══ Information supplied

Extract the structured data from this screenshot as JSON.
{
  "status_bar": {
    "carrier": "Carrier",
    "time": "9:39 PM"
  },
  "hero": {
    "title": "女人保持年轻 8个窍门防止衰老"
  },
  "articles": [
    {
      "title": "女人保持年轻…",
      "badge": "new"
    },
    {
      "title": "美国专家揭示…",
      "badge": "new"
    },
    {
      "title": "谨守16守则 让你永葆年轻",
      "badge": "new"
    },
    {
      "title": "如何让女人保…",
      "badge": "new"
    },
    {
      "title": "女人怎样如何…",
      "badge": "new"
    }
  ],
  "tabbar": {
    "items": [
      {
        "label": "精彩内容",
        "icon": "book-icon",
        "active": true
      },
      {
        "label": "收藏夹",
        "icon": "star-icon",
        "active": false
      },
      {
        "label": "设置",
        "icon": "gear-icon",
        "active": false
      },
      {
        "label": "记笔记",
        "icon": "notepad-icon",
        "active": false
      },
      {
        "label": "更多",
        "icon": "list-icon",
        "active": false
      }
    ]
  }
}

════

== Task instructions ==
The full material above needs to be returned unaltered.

== Answer ==
Extract the structured data from this screenshot as JSON.
{
  "status_bar": {
    "carrier": "Carrier",
    "time": "9:39 PM"
  },
  "hero": {
    "title": "女人保持年轻 8个窍门防止衰老"
  },
  "articles": [
    {
      "title": "女人保持年轻…",
      "badge": "new"
    },
    {
      "title": "美国专家揭示…",
      "badge": "new"
    },
    {
      "title": "谨守16守则 让你永葆年轻",
      "badge": "new"
    },
    {
      "title": "如何让女人保…",
      "badge": "new"
    },
    {
      "title": "女人怎样如何…",
      "badge": "new"
    }
  ],
  "tabbar": {
    "items": [
      {
        "label": "精彩内容",
        "icon": "book-icon",
        "active": true
      },
      {
        "label": "收藏夹",
        "icon": "star-icon",
        "active": false
      },
      {
        "label": "设置",
        "icon": "gear-icon",
        "active": false
      },
      {
        "label": "记笔记",
        "icon": "notepad-icon",
        "active": false
      },
      {
        "label": "更多",
        "icon": "list-icon",
        "active": false
      }
    ]
  }
}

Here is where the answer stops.